Lizards, on the contrary, are to be found on any sunny day during the winter when they come forth to warm themselves after a freezing night. At such times they snap up occasional flies and other insects. Gerrhonotus scincicauda, Uta stansburiana and Sceloporus bi-seriatus are the most intrepid of the lizards that dare the rigors of a none-too-gentle climate and warm themselves in the rays of the winter sun. Up in the mountains where the snow falls during the winter, one may see the hardy little swifts (Uta) scamper about the rocks in the sun a few feet away from shady nooks where large patches of snow lie evaporating, while down at a lower altitude may be found other lizards, and even snakes at times. In captivity the lizards feed readily through the winter.
The hiding places of lizards may easily be found in the winter by overturning heaps of boards, stones, logs, etc. At that time of the year, especially after a heavy frost, they are easily captured, for they are quite sluggish. The Horned Lizards usually bury themselves in the ground, where they sometimes dug out accidentally. Snakes in this part of the country hibernate under haystacks, piles of boards, etc., but usually they seem to pass the winter in gopher or ground squirrel holes in the ground.
Between last Christmas and New Years I caught one "Water" Snake and one Western Garter Snake on a particularly warm day in a valley between the city of Los Angeles and the ocean. Near Dulzura I caught one more "Water" Snake and this winter received two small unidentified snakes from Calexico, where there is an arid tropical climate. Even in the desert around Calexico, snakes are more scarce in winter than they are in summer; though, if the truth must be told, they are not plentiful there at any time.
I have not known of any case of Clemmys marmorata - Southern California's only turtle-being found in the winter.
"... a valley between the city of Los Angeles and the ocean."
My research has discovered that in 1913, when the Lorquin Natural History Club was founded, the first field trip of the new club took place in 1913 and they visited the Ballona Valley. Insects, mollusks, plants, reptiles, amphibians, and birds were observed and collected. Young Paul was 16 years old.
My hope is that Los Angeles residents will welcome the amphibians and reptiles to the prairie-like meadows and scrub lands at the baseball fields of the Ballona State Ecological Reserve.

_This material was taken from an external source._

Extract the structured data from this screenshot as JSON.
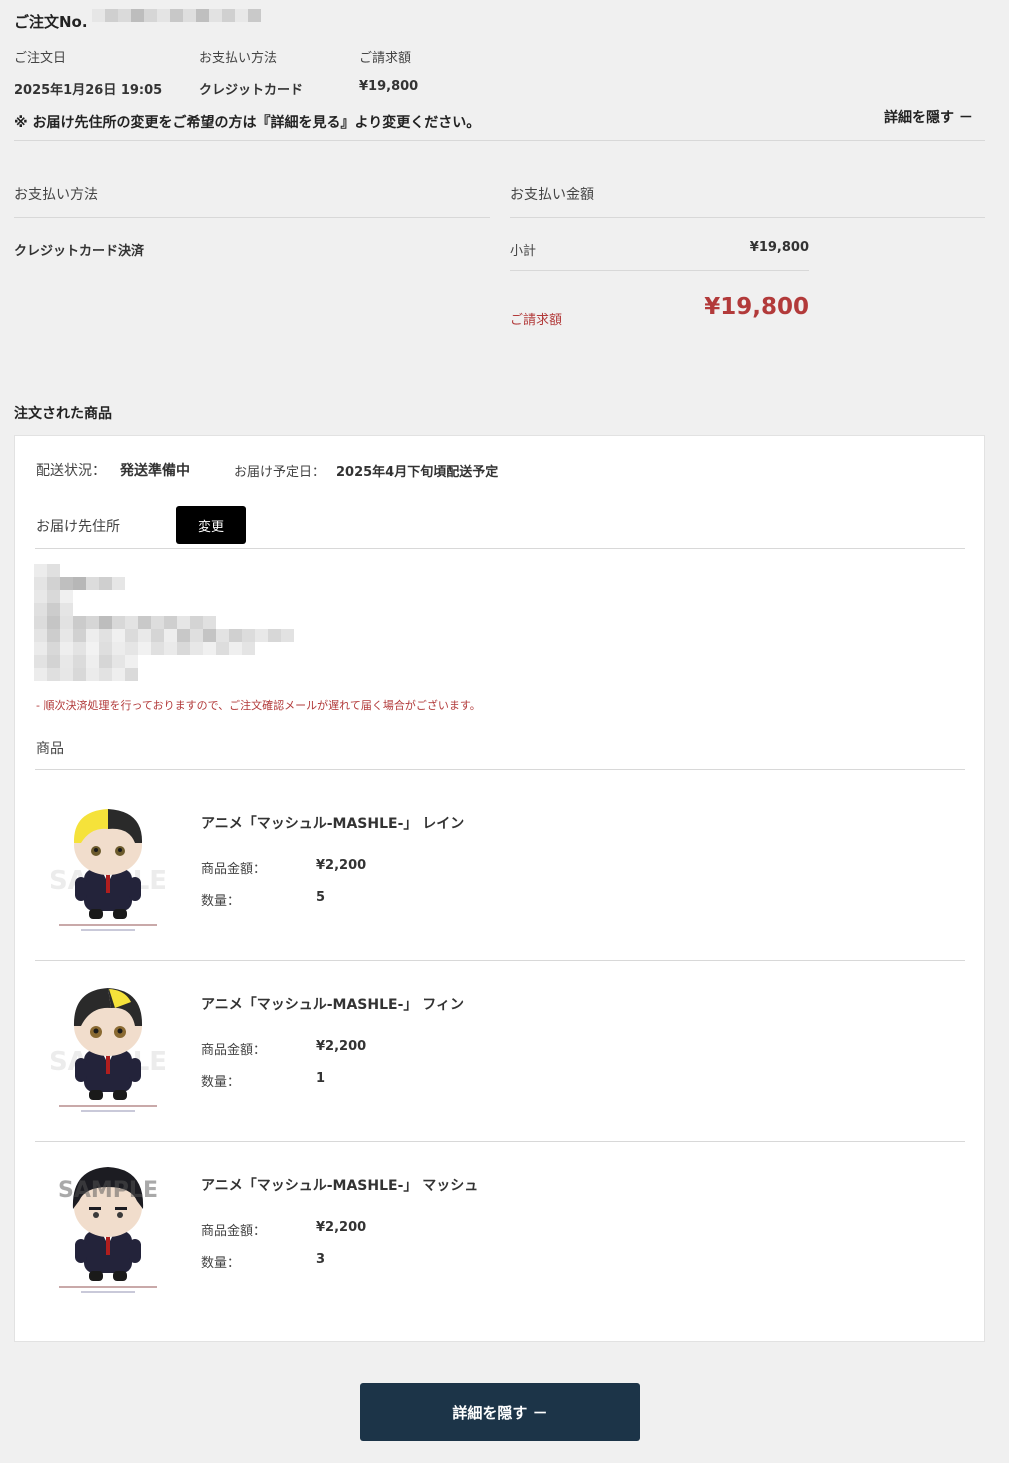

This landscape is indeed a geography of hope that is very special with so much potential for natural history study that is educational recreation for everyone if they open their heart and mind to nature!